For me, it was an eclectic yet potent combination of Wonder Woman, Kate Adie, Blue Peter’s Janet Ellis and Margot Fonteyn. Although I’ve yet to perform an arabesque while reporting from the frontline and deflecting bullets armed with nothing but golden bracelets and a roll of sticky backed plastic, I did at least pick some interesting female role models when I was growing up.
While it’s unfair to say that today’s girls and young women only dream of becoming reality tv stars, pop singers or footballers’ arm candy, it’s usually the case that the most successful women in the public eye tend to be very famous, very rich and very thin.
Campaigners at Pink Stinks are doing much to champion real, strong female role models who are “inspirational, important, ground-breaking and motivating” and today a new drive is launched to ensure that younger generations also have a range of professional female figures to look up to.
The business group everywoman has created the Modern Muse drive to inspire and engage the female business leaders and entrepreneurs of tomorrow by showcasing successful women in business. Although the majority are women in business and the private sector, there are – admirably – several powerful female role models from the public sector such as former Nurse of the Year Grace Vanterpool and Gill Evans, one of the country’s most senior policewomen.
Karen Gill, co-founder everywoman says: “Younger women today tend to have a strong focus on celebrity role models and we want them to be exposed to a much broader canvas, to women who have built businesses or are working in major organisations, whose lives are equally glamorous in very many ways.”
Modern Muse project aims to reach a million young women and girls over the next three years, to inspire and motivate them to look at business careers and entrepreneurship. The project will showcase stories of real women “whose experiences encompass ambition, passion, success and failure; showing that business is fulfilling and can also be fun and rewarding”. Many of the Muses will speak at community events and in schools, with the aim of nurturing female talent and encouraging women to start, own, run and grow companies.
Grace Vanterpool says: “Some of the role models that young women aspire to can be linked to their cultural or ethnic background and parental influences. Many young women in African Caribbean community aspire to become professional ‘divas’ and mothers – we seem to be less focused on getting involved in business.
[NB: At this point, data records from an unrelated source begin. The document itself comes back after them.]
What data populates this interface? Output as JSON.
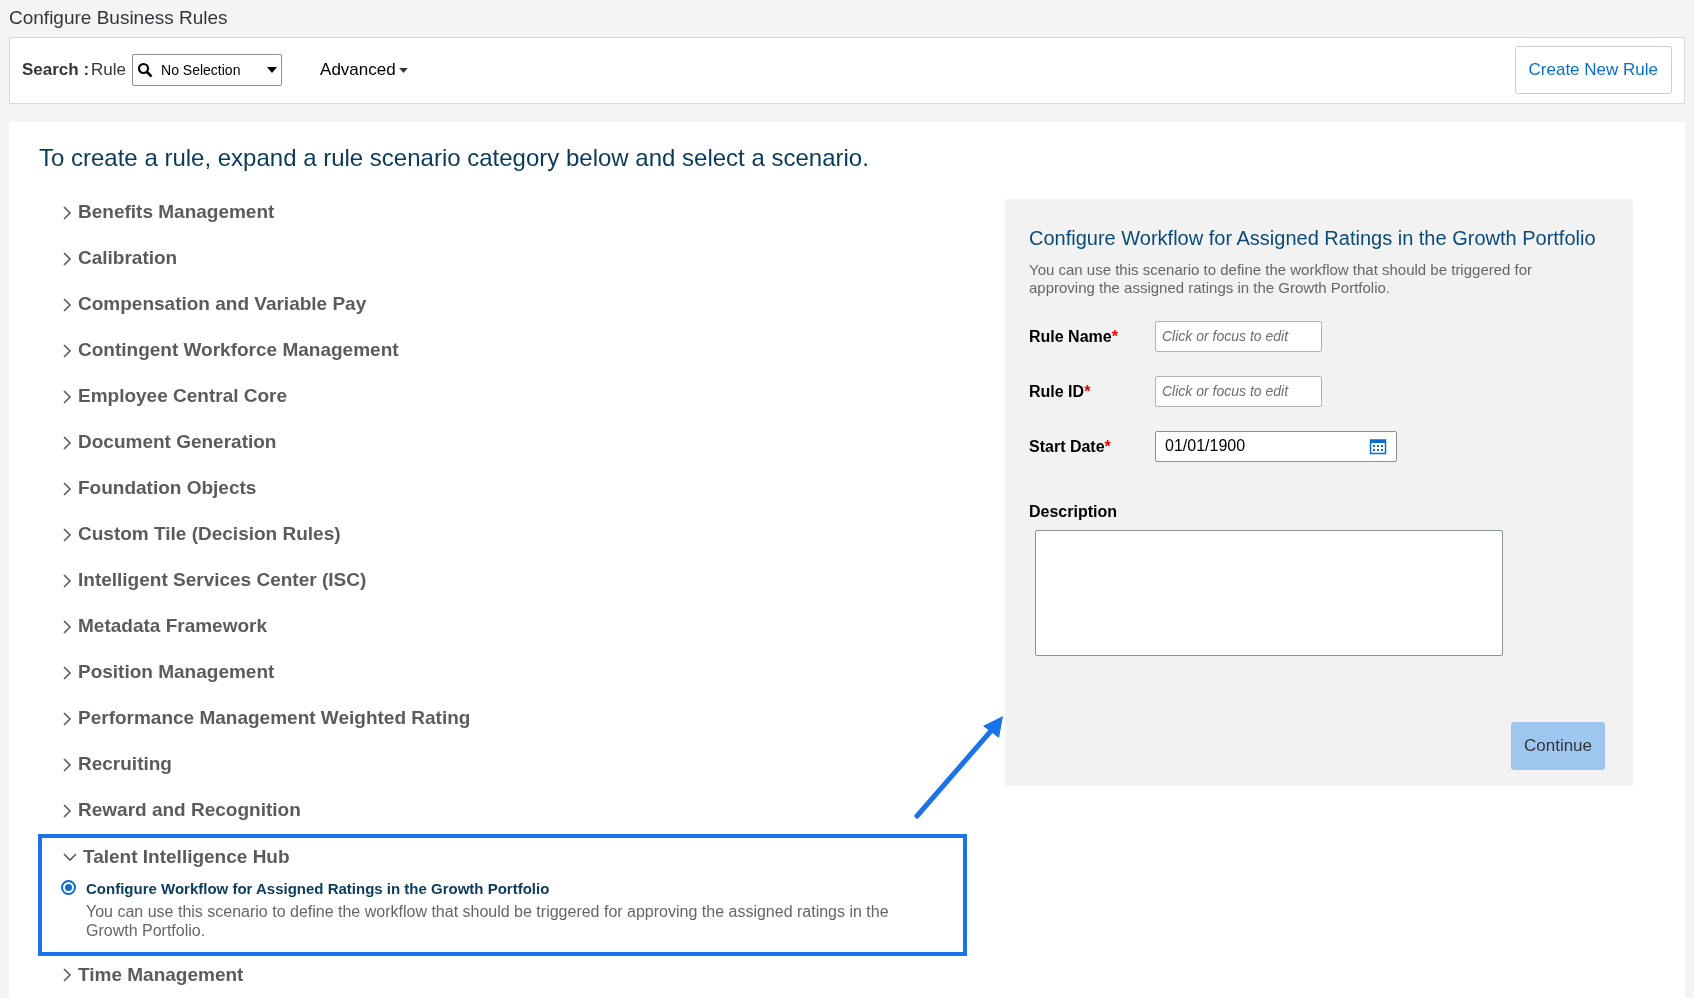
{
  "page_title": "Configure Business Rules",
  "toolbar": {
    "search_label": "Search :",
    "search_field_label": "Rule",
    "search_select": "No Selection",
    "advanced": "Advanced",
    "create_button": "Create New Rule"
  },
  "intro": "To create a rule, expand a rule scenario category below and select a scenario.",
  "categories": [
    {
      "label": "Benefits Management",
      "expanded": false
    },
    {
      "label": "Calibration",
      "expanded": false
    },
    {
      "label": "Compensation and Variable Pay",
      "expanded": false
    },
    {
      "label": "Contingent Workforce Management",
      "expanded": false
    },
    {
      "label": "Employee Central Core",
      "expanded": false
    },
    {
      "label": "Document Generation",
      "expanded": false
    },
    {
      "label": "Foundation Objects",
      "expanded": false
    },
    {
      "label": "Custom Tile (Decision Rules)",
      "expanded": false
    },
    {
      "label": "Intelligent Services Center (ISC)",
      "expanded": false
    },
    {
      "label": "Metadata Framework",
      "expanded": false
    },
    {
      "label": "Position Management",
      "expanded": false
    },
    {
      "label": "Performance Management Weighted Rating",
      "expanded": false
    },
    {
      "label": "Recruiting",
      "expanded": false
    },
    {
      "label": "Reward and Recognition",
      "expanded": false
    },
    {
      "label": "Talent Intelligence Hub",
      "expanded": true,
      "scenarios": [
        {
          "title": "Configure Workflow for Assigned Ratings in the Growth Portfolio",
          "description": "You can use this scenario to define the workflow that should be triggered for approving the assigned ratings in the Growth Portfolio.",
          "selected": true
        }
      ]
    },
    {
      "label": "Time Management",
      "expanded": false
    }
  ],
  "detail": {
    "title": "Configure Workflow for Assigned Ratings in the Growth Portfolio",
    "description": "You can use this scenario to define the workflow that should be triggered for approving the assigned ratings in the Growth Portfolio.",
    "fields": [
      {
        "kind": "text",
        "label": "Rule Name",
        "required_mark": "*",
        "placeholder": "Click or focus to edit"
      },
      {
        "kind": "text",
        "label": "Rule ID",
        "required_mark": "*",
        "placeholder": "Click or focus to edit"
      },
      {
        "kind": "date",
        "label": "Start Date",
        "required_mark": "*",
        "value": "01/01/1900"
      }
    ],
    "description_label": "Description",
    "continue_button": "Continue"
  }
}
This may be due to the fact that there are not many successful business women who could become mentors to women from the African Caribbean community, and also to promote the benefits of setting and running a business.”
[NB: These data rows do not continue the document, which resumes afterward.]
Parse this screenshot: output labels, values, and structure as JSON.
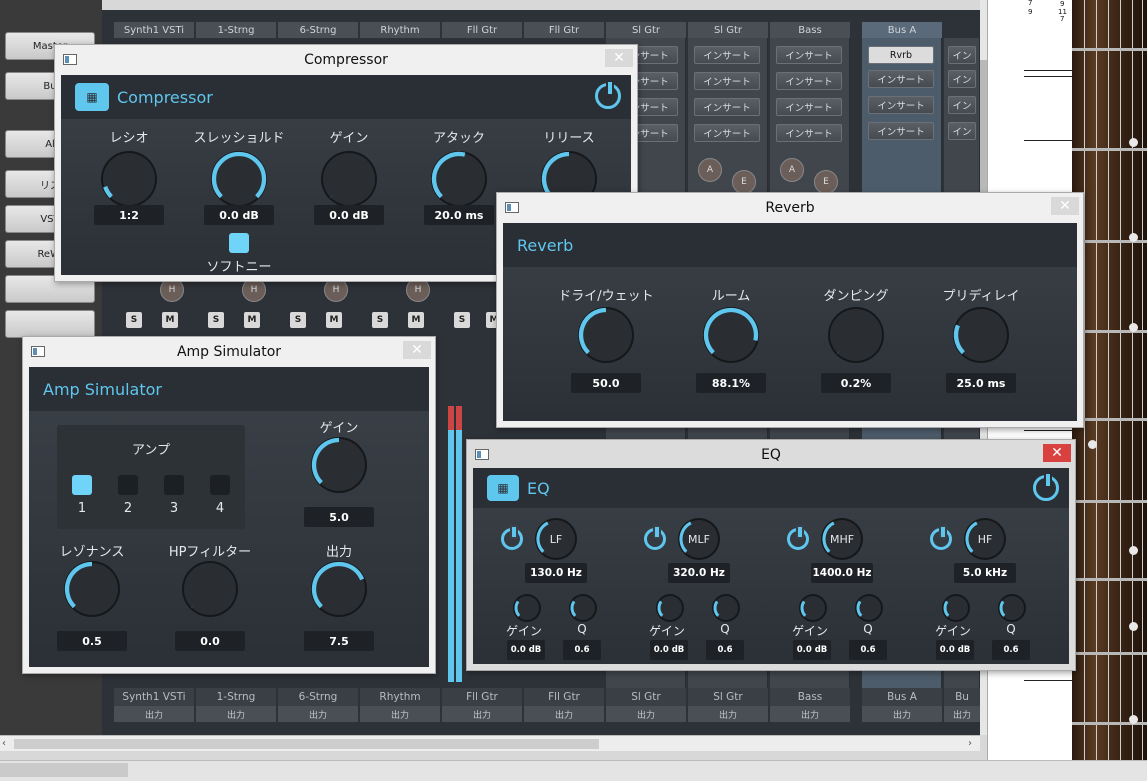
{
  "sidebar": {
    "items": [
      "Master",
      "Bu",
      "",
      "Al",
      "リス",
      "VST",
      "ReWi",
      "",
      ""
    ]
  },
  "console": {
    "channels": [
      "Synth1 VSTi",
      "1-Strng",
      "6-Strng",
      "Rhythm",
      "Fll Gtr",
      "Fll Gtr",
      "Sl Gtr",
      "Sl Gtr",
      "Bass"
    ],
    "bus": "Bus A",
    "bus_short": "Bu",
    "output_label": "出力",
    "insert_label": "インサート",
    "insert_short": "イン",
    "bus_plugin": "Rvrb",
    "solo": "S",
    "mute": "M",
    "send_a": "A",
    "send_e": "E",
    "h_button": "H"
  },
  "score": {
    "numbers": [
      "7",
      "9",
      "9",
      "11",
      "7"
    ]
  },
  "compressor": {
    "window_title": "Compressor",
    "panel_title": "Compressor",
    "knobs": [
      {
        "label": "レシオ",
        "value": "1:2",
        "level": 0.1
      },
      {
        "label": "スレッショルド",
        "value": "0.0 dB",
        "level": 1.0
      },
      {
        "label": "ゲイン",
        "value": "0.0 dB",
        "level": 0.0
      },
      {
        "label": "アタック",
        "value": "20.0 ms",
        "level": 0.55
      },
      {
        "label": "リリース",
        "value": "",
        "level": 0.5
      }
    ],
    "softknee_label": "ソフトニー"
  },
  "reverb": {
    "window_title": "Reverb",
    "panel_title": "Reverb",
    "knobs": [
      {
        "label": "ドライ/ウェット",
        "value": "50.0",
        "level": 0.5
      },
      {
        "label": "ルーム",
        "value": "88.1%",
        "level": 0.88
      },
      {
        "label": "ダンピング",
        "value": "0.2%",
        "level": 0.0
      },
      {
        "label": "プリディレイ",
        "value": "25.0 ms",
        "level": 0.25
      }
    ]
  },
  "amp": {
    "window_title": "Amp Simulator",
    "panel_title": "Amp Simulator",
    "amp_label": "アンプ",
    "amp_buttons": [
      "1",
      "2",
      "3",
      "4"
    ],
    "gain": {
      "label": "ゲイン",
      "value": "5.0",
      "level": 0.5
    },
    "resonance": {
      "label": "レゾナンス",
      "value": "0.5",
      "level": 0.5
    },
    "hpfilter": {
      "label": "HPフィルター",
      "value": "0.0",
      "level": 0.0
    },
    "output": {
      "label": "出力",
      "value": "7.5",
      "level": 0.75
    }
  },
  "eq": {
    "window_title": "EQ",
    "panel_title": "EQ",
    "bands": [
      {
        "name": "LF",
        "freq": "130.0 Hz",
        "gain_label": "ゲイン",
        "gain": "0.0 dB",
        "q_label": "Q",
        "q": "0.6"
      },
      {
        "name": "MLF",
        "freq": "320.0 Hz",
        "gain_label": "ゲイン",
        "gain": "0.0 dB",
        "q_label": "Q",
        "q": "0.6"
      },
      {
        "name": "MHF",
        "freq": "1400.0 Hz",
        "gain_label": "ゲイン",
        "gain": "0.0 dB",
        "q_label": "Q",
        "q": "0.6"
      },
      {
        "name": "HF",
        "freq": "5.0 kHz",
        "gain_label": "ゲイン",
        "gain": "0.0 dB",
        "q_label": "Q",
        "q": "0.6"
      }
    ]
  },
  "colors": {
    "accent": "#5fc6ee",
    "panel": "#3b4148",
    "header": "#2a2f35",
    "close_red": "#d94040"
  }
}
Vanterpool got involved with Modern Muse she wants her experience to inspire other women “to be the best that they can become”. She recalls, for example, that among the most patronising comments she’s had over the years are those that downplay her role. “Comments such as I am “only a nurse “, brought on by the perception that doctors who are predominantly male are usually the ones seen in senior leadership roles like mine.”
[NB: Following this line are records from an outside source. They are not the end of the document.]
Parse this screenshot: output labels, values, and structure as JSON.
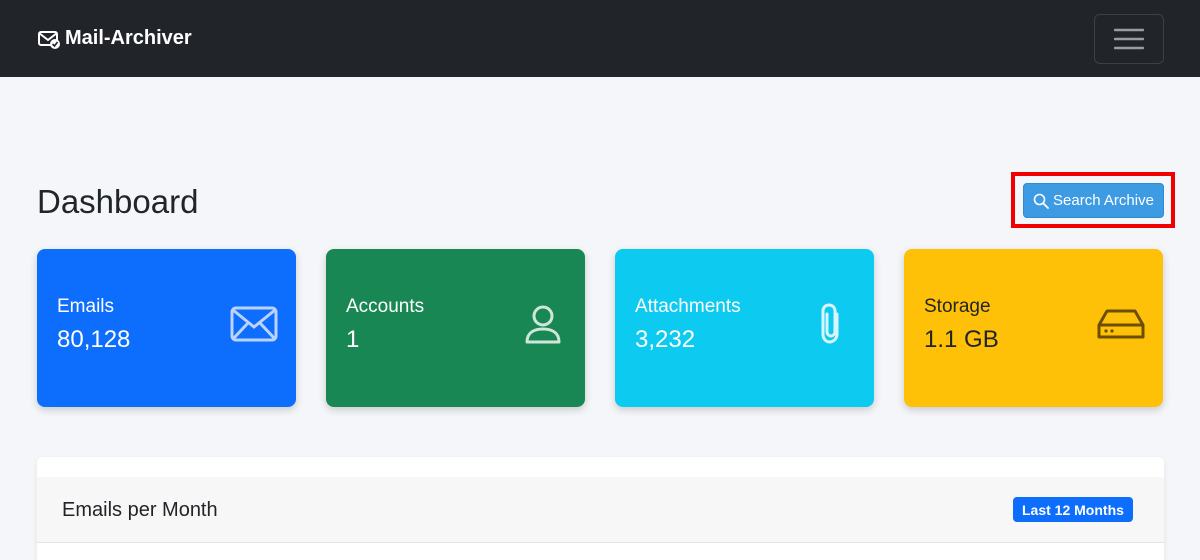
{
  "navbar": {
    "brand": "Mail-Archiver",
    "brand_icon": "envelope-check-icon",
    "toggle_icon": "hamburger-menu-icon"
  },
  "page": {
    "title": "Dashboard"
  },
  "actions": {
    "search_label": "Search Archive",
    "search_icon": "search-icon",
    "highlight_color": "#f00000"
  },
  "stats": [
    {
      "label": "Emails",
      "value": "80,128",
      "icon": "envelope-icon",
      "color": "#0d6efd"
    },
    {
      "label": "Accounts",
      "value": "1",
      "icon": "person-icon",
      "color": "#198754"
    },
    {
      "label": "Attachments",
      "value": "3,232",
      "icon": "paperclip-icon",
      "color": "#0dcaf0"
    },
    {
      "label": "Storage",
      "value": "1.1 GB",
      "icon": "hdd-icon",
      "color": "#ffc107"
    }
  ],
  "chart_panel": {
    "title": "Emails per Month",
    "badge": "Last 12 Months"
  }
}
Metropolitan Police Detective Inspector Gill Evans says her motto is “it is not because things are difficult that we do not dare, it is because we do not dare that things are difficult.” She adds: “I feel passionate about inspiring the next generation of young women and girls to succeed whether it be in business or the public sector. I recall a number of times that I just needed to talk or run an idea past someone but couldn’t for fear of being seen as weak. I think that it is important that we continue to encourage young women and girls at every opportunity that they can reach their goals/aspiration regardless of their career choice.”
Modern Muse is launched with the publication of a book and a photographic exhibition by Mary McCartney. The book and exhibition focus on 100 inspirational female entrepreneurs and business women, personifying the ‘Modern Muse’.